  13. Fossum, J. E. (2014). The Structure of EU Representation and the Crisis. In S. Kröger (Ed.), Political Representation in the European Union—Still Democratic in Times of Crisis? (pp. 52–68). London: Routledge.Google Scholar
  14. Fossum, J. E. (2017). European Federalism: Pitfalls and Possibilities. European Law Journal, 23(5), 361–379.CrossRefGoogle Scholar
  15. Fossum, J. E., & Menéndez, A. J. (2011). The Constitution’s Gift: A Constitutional Theory for the European Union. Plymouth: Rowman and Littlefield.Google Scholar
  16. Grimm, D. (2015). The Democratic Costs of Constitutionalisation: The European Case. European Law Journal, 21(4), 460–473.CrossRefGoogle Scholar
  17. Hirschman, A. O. (1970). Exit, Voice, and Loyalty. Cambridge, MA: Harvard University Press.Google Scholar
  18. Hueglin, T. (2013). Treaty Federalism as a Model of Policy Making: Comparing Canada and the European Union. Canadian Public Administration, 56(2), 185–202.CrossRefGoogle Scholar
  19. Olsen, J. P. (2017). Democratic Accountability, Political Order and Change. Oxford: Oxford University Press.CrossRefGoogle Scholar
  20. Riley, P. (1973). The Origins of Federal Theory in International Relations Ideas. Polity, 6(1), 87–121.CrossRefGoogle Scholar
  21. Saward, M. (2014). Shape-Shifting Representation. American Political Science Review, 108(4), 723–736.CrossRefGoogle Scholar
  22. Simeon, R. (1972). Federal Provincial Diplomacy: The Making of Recent Policy in Canada. Toronto: University of Toronto Press.Google Scholar
  23. Wallace, H. (2002). The Council: An Institutional Chameleon. Governance: An International Journal of Policy, Administration and Institutions, 15(3), 325–344.CrossRefGoogle Scholar
  24. Werts, J. (2008). The European Council. London: John Harper.Google Scholar
  25. Wessels, W. (2016). The European Council. London: Palgrave Macmillan.CrossRefGoogle Scholar

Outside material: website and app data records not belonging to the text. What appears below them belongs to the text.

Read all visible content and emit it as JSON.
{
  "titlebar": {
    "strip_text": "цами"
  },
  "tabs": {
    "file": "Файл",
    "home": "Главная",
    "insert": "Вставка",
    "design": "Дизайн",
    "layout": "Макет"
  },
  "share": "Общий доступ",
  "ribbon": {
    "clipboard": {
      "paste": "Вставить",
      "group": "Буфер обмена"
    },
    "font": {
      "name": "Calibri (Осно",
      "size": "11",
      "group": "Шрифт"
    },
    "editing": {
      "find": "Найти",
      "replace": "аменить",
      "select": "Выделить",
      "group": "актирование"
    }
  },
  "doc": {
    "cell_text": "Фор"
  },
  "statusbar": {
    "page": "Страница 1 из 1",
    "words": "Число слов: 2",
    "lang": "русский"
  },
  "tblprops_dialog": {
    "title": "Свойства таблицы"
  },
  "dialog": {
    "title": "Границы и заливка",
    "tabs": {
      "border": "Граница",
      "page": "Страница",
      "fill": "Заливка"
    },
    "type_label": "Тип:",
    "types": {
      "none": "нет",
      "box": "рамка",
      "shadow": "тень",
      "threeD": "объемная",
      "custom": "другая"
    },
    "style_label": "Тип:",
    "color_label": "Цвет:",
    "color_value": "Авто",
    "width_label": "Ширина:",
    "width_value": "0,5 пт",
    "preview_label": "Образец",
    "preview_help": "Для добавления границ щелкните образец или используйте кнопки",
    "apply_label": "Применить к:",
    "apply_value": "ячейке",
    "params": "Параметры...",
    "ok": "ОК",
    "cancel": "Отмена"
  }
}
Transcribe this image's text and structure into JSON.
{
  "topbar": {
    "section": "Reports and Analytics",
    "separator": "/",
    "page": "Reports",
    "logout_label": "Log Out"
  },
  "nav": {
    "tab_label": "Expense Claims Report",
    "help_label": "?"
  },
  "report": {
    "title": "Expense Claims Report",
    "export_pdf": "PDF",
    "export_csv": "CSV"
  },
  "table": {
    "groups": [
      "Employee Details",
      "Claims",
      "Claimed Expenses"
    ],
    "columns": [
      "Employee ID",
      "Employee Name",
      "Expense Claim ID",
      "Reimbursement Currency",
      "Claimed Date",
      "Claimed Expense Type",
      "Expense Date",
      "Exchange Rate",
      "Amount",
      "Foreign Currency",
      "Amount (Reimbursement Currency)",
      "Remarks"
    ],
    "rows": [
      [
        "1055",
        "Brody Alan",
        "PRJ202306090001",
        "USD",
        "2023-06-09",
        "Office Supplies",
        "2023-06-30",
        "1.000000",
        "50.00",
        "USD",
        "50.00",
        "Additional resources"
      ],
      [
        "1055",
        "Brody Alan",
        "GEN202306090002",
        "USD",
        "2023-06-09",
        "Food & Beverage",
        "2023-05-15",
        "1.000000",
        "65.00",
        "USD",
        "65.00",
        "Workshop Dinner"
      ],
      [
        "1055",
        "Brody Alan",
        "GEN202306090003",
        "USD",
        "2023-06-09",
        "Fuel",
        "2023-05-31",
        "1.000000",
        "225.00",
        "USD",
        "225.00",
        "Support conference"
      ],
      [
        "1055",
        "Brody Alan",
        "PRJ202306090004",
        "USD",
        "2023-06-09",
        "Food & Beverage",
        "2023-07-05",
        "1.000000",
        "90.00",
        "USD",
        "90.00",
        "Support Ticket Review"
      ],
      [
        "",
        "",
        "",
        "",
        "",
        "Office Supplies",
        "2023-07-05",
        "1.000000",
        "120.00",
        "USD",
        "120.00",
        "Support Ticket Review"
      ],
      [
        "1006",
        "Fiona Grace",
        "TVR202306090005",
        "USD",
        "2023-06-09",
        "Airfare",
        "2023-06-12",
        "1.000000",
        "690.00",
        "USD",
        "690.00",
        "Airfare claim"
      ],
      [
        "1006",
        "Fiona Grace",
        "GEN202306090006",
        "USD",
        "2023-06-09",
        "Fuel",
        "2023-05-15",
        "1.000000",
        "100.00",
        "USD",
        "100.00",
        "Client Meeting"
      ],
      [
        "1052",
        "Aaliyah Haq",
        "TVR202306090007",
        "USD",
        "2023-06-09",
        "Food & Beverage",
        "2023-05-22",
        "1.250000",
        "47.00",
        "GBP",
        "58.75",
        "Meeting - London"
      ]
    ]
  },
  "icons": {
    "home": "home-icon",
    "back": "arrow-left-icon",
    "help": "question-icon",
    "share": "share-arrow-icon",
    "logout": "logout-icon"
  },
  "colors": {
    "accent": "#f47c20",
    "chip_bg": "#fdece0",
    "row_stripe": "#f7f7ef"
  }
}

Copyright information

© The Author(s) 2019

Authors and Affiliations

  1. 1.ARENA Centre for European StudiesUniversity of OsloOsloNorway

Personalised recommendations